# [Work item]
Every line that holds the word "group" needs to be copied from the data below.
-------- Material for the task
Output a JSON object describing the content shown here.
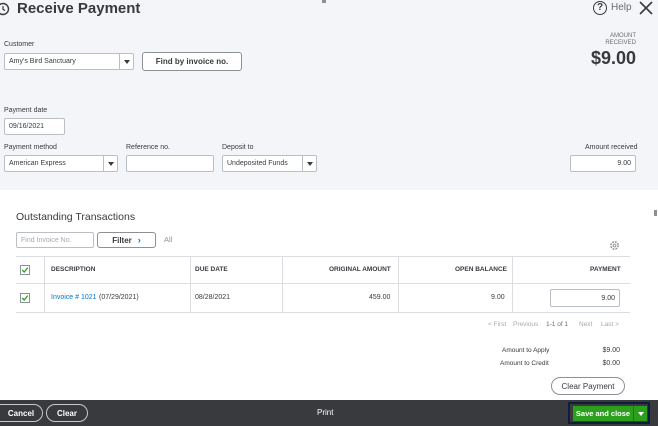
{
  "header": {
    "title": "Receive Payment",
    "help_label": "Help"
  },
  "customer": {
    "label": "Customer",
    "value": "Amy's Bird Sanctuary",
    "find_button": "Find by invoice no."
  },
  "amount_received_summary": {
    "caption_line1": "AMOUNT",
    "caption_line2": "RECEIVED",
    "value": "$9.00"
  },
  "payment_date": {
    "label": "Payment date",
    "value": "09/16/2021"
  },
  "payment_method": {
    "label": "Payment method",
    "value": "American Express"
  },
  "reference": {
    "label": "Reference no.",
    "value": ""
  },
  "deposit_to": {
    "label": "Deposit to",
    "value": "Undeposited Funds"
  },
  "amount_received": {
    "label": "Amount received",
    "value": "9.00"
  },
  "outstanding": {
    "title": "Outstanding Transactions",
    "find_placeholder": "Find Invoice No.",
    "filter_label": "Filter",
    "all_label": "All",
    "columns": {
      "description": "DESCRIPTION",
      "due_date": "DUE DATE",
      "original_amount": "ORIGINAL AMOUNT",
      "open_balance": "OPEN BALANCE",
      "payment": "PAYMENT"
    },
    "rows": [
      {
        "invoice_link": "Invoice # 1021",
        "invoice_date": "(07/29/2021)",
        "due_date": "08/28/2021",
        "original_amount": "459.00",
        "open_balance": "9.00",
        "payment": "9.00"
      }
    ],
    "pager": {
      "first": "< First",
      "previous": "Previous",
      "range": "1-1 of 1",
      "next": "Next",
      "last": "Last >"
    }
  },
  "totals": {
    "apply_label": "Amount to Apply",
    "apply_value": "$9.00",
    "credit_label": "Amount to Credit",
    "credit_value": "$0.00",
    "clear_payment": "Clear Payment"
  },
  "footer": {
    "cancel": "Cancel",
    "clear": "Clear",
    "print": "Print",
    "save_close": "Save and close"
  },
  "colors": {
    "accent_green": "#2ca01c",
    "link_blue": "#0077c5",
    "footer_bg": "#393a3d"
  }
}
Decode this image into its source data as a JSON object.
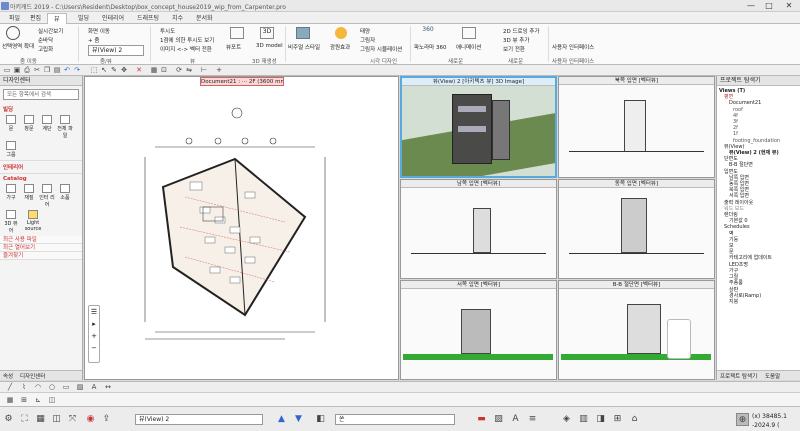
{
  "window": {
    "title": "아키캐드 2019 - C:\\Users\\Resident\\Desktop\\box_concept_house2019_wip_from_Carpenter.pro",
    "minimize": "—",
    "maximize": "□",
    "close": "✕"
  },
  "tabs": [
    "파일",
    "편집",
    "뷰",
    "빌딩",
    "인테리어",
    "드래프팅",
    "치수",
    "문서화"
  ],
  "search": {
    "placeholder": "찾기"
  },
  "ribbon": {
    "nav": {
      "select_area": "선택영역 확대",
      "pan": "이동",
      "fit": "고립화",
      "realtime": "실시간보기",
      "orbit": "순바닥",
      "group": "줌 이동"
    },
    "zoom": {
      "pan2": "화면 이동",
      "zoom_in": "+ 줌",
      "view_combo": "뷰(View) 2",
      "group": "줌/뷰"
    },
    "view": {
      "prev_view": "이전 뷰로 돌아가기",
      "through": "1점에 의한 투시도 보기",
      "image_vector": "이미지 <-> 벡터 전환",
      "persp": "투시도",
      "group": "뷰"
    },
    "3d": {
      "floor": "뷰포트",
      "model": "3D model",
      "group": "3D 재생성"
    },
    "style": {
      "style_name": "비주얼 스타일",
      "lights": "광원효과",
      "sun": "태양",
      "shadow": "그림자",
      "shadow_sim": "그림자 시뮬레이션",
      "group": "시각 디자인"
    },
    "pano": {
      "pano": "파노라마 360",
      "anim": "애니메이션",
      "group": "새로운"
    },
    "render": {
      "add_2d": "2D 드로잉 추가",
      "add_3d": "3D 뷰 추가",
      "switch": "보기 전환",
      "group": "새로운"
    },
    "ui": {
      "user_iface": "사용자 인터페이스",
      "group": "사용자 인터페이스"
    }
  },
  "left_panel": {
    "title": "디자인센터",
    "search_placeholder": "모든 항목에서 검색",
    "categories": {
      "building": "빌딩",
      "building_items": [
        "문",
        "창문",
        "계단",
        "전체 파일",
        "그룹"
      ],
      "interior": "인테리어",
      "catalog": "Catalog",
      "catalog_items": [
        "가구",
        "재질",
        "인터 리어",
        "소품",
        "3D 뷰 어",
        "Light source"
      ]
    },
    "links": [
      "최근 사용 파일",
      "최근 열어보기",
      "즐겨찾기"
    ],
    "tabs": [
      "속성",
      "디자인센터"
    ]
  },
  "canvas": {
    "tab_label": "Document21 : ··· 2F (3600 mm)"
  },
  "views": [
    {
      "title": "뷰(View) 2 [아키텍츠 뷰] 3D Image]",
      "selected": true
    },
    {
      "title": "북쪽 입면 [벡터뷰]"
    },
    {
      "title": "남쪽 입면 [벡터뷰]"
    },
    {
      "title": "동쪽 입면 [벡터뷰]"
    },
    {
      "title": "서쪽 입면 [벡터뷰]"
    },
    {
      "title": "B-B 절단면 [벡터뷰]"
    }
  ],
  "right_panel": {
    "title": "프로젝트 탐색기",
    "tree": [
      "Views (T)",
      "평면",
      "Document21",
      "roof",
      "4f",
      "3f",
      "2f",
      "1f",
      "footing_foundation",
      "뷰(View)",
      "뷰(View) 2 (현재 뷰)",
      "단면도",
      "B-B 절단면",
      "입면도",
      "남쪽 입면",
      "동쪽 입면",
      "북쪽 입면",
      "서쪽 입면",
      "출력 레이아웃",
      "워드 보드",
      "렌더링",
      "기본값 0",
      "Schedules",
      "벽",
      "기둥",
      "보",
      "문",
      "카테고리에 업데이트",
      "LED조명",
      "가구",
      "그릴",
      "주종룸",
      "상판",
      "경사로(Ramp)",
      "지붕"
    ],
    "tabs": [
      "프로젝트 탐색기",
      "도움말"
    ]
  },
  "bottom": {
    "view_select": "뷰(View) 2",
    "plane_combo": "쏜"
  },
  "status": {
    "coords": "(x) 38485.1",
    "coords2": "-2024.9 (",
    "scale": "1:50"
  }
}
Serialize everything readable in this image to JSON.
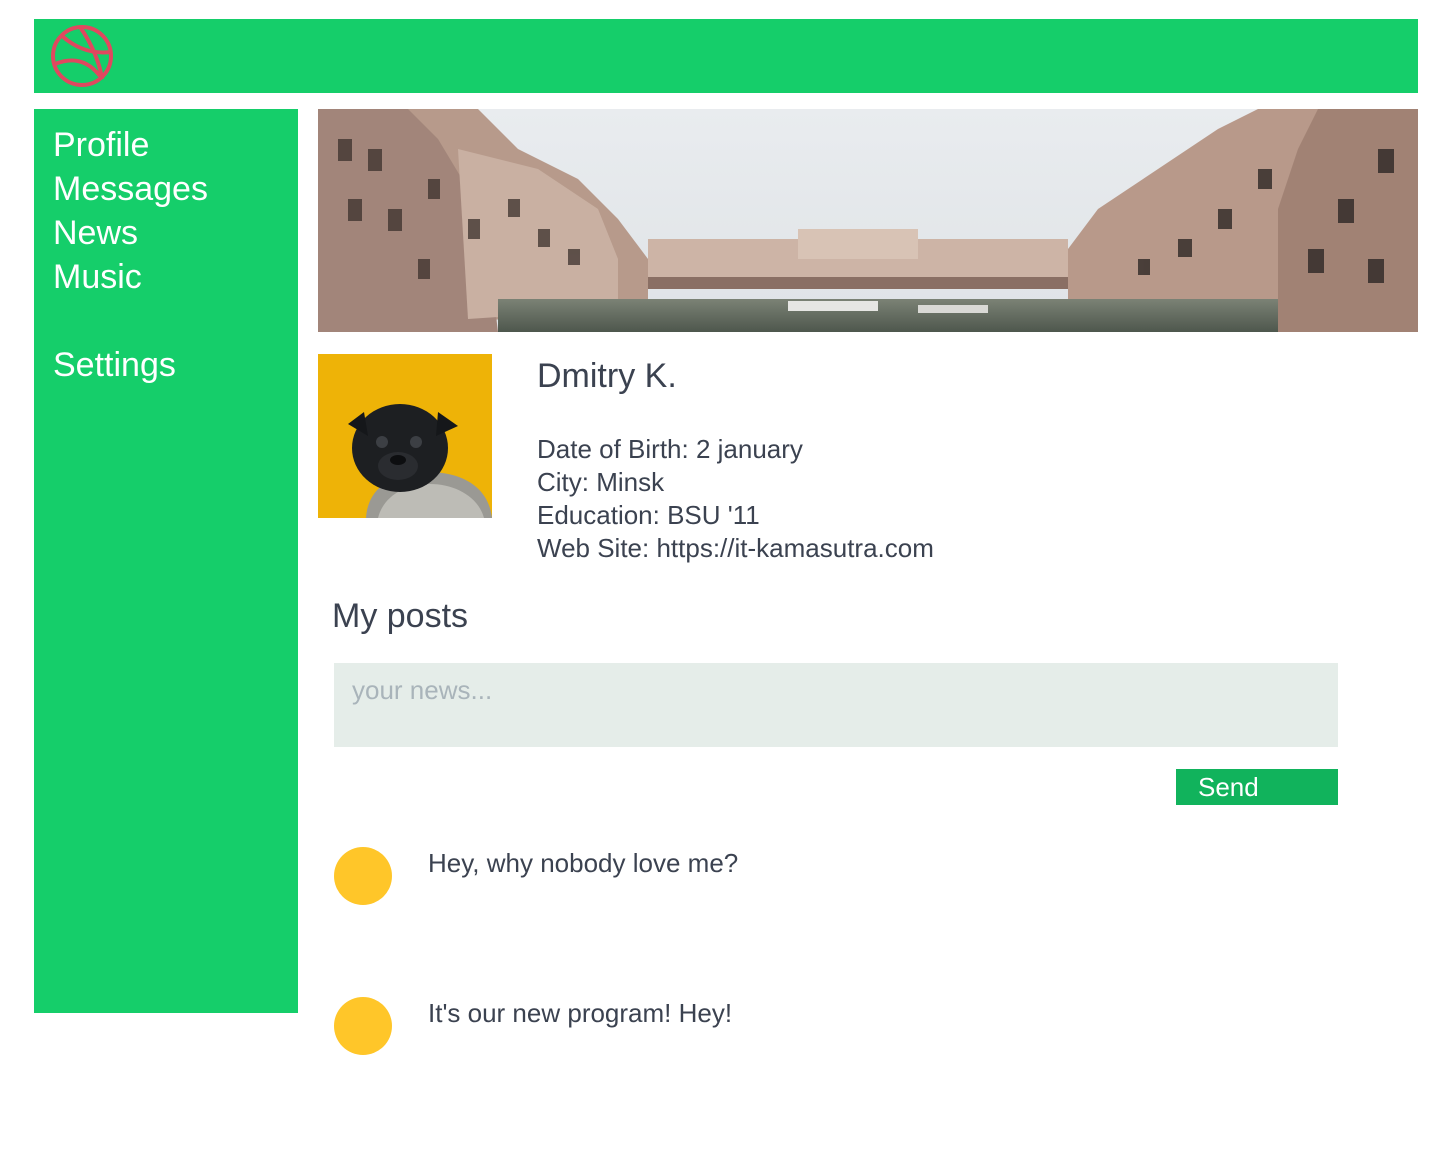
{
  "colors": {
    "accent": "#15ce6a",
    "send_button": "#11b35c",
    "logo": "#e0485f",
    "post_avatar": "#ffc629",
    "avatar_background": "#eeb307",
    "text": "#3b4250"
  },
  "header": {
    "logo_icon": "dribbble-ball-icon"
  },
  "nav": {
    "items": [
      {
        "label": "Profile"
      },
      {
        "label": "Messages"
      },
      {
        "label": "News"
      },
      {
        "label": "Music"
      }
    ],
    "settings": {
      "label": "Settings"
    }
  },
  "profile": {
    "name": "Dmitry K.",
    "date_of_birth": "Date of Birth: 2 january",
    "city": "City: Minsk",
    "education": "Education: BSU '11",
    "web_site": "Web Site: https://it-kamasutra.com"
  },
  "posts": {
    "title": "My posts",
    "input_placeholder": "your news...",
    "send_label": "Send",
    "items": [
      {
        "text": "Hey, why nobody love me?"
      },
      {
        "text": "It's our new program! Hey!"
      }
    ]
  }
}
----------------
# [Your solution]
      "group": "줌 이동"
      "group": "줌/뷰"
      "group": "뷰"
      "group": "3D 재생성"
      "group": "시각 디자인"
      "group": "새로운"
      "group": "새로운"
      "group": "사용자 인터페이스"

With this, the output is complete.